■ **EXERCISE OBJECTIVE**:
Repeat every line of the material that follows, word for word.

——————

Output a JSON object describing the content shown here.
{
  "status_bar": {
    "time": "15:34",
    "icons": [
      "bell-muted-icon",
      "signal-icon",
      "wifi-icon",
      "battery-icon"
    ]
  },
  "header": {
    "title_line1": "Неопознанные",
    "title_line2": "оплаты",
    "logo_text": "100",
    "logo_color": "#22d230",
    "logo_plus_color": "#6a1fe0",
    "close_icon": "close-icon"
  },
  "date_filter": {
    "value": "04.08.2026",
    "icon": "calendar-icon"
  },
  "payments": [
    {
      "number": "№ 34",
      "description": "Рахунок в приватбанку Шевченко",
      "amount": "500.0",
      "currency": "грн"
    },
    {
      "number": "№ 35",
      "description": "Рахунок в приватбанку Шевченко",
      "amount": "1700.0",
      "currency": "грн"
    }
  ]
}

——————

■ **RESULT OF THE TASK**:
Output a JSON object describing the content shown here.
{
  "status_bar": {
    "time": "15:34",
    "icons": [
      "bell-muted-icon",
      "signal-icon",
      "wifi-icon",
      "battery-icon"
    ]
  },
  "header": {
    "title_line1": "Неопознанные",
    "title_line2": "оплаты",
    "logo_text": "100",
    "logo_color": "#22d230",
    "logo_plus_color": "#6a1fe0",
    "close_icon": "close-icon"
  },
  "date_filter": {
    "value": "04.08.2026",
    "icon": "calendar-icon"
  },
  "payments": [
    {
      "number": "№ 34",
      "description": "Рахунок в приватбанку Шевченко",
      "amount": "500.0",
      "currency": "грн"
    },
    {
      "number": "№ 35",
      "description": "Рахунок в приватбанку Шевченко",
      "amount": "1700.0",
      "currency": "грн"
    }
  ]
}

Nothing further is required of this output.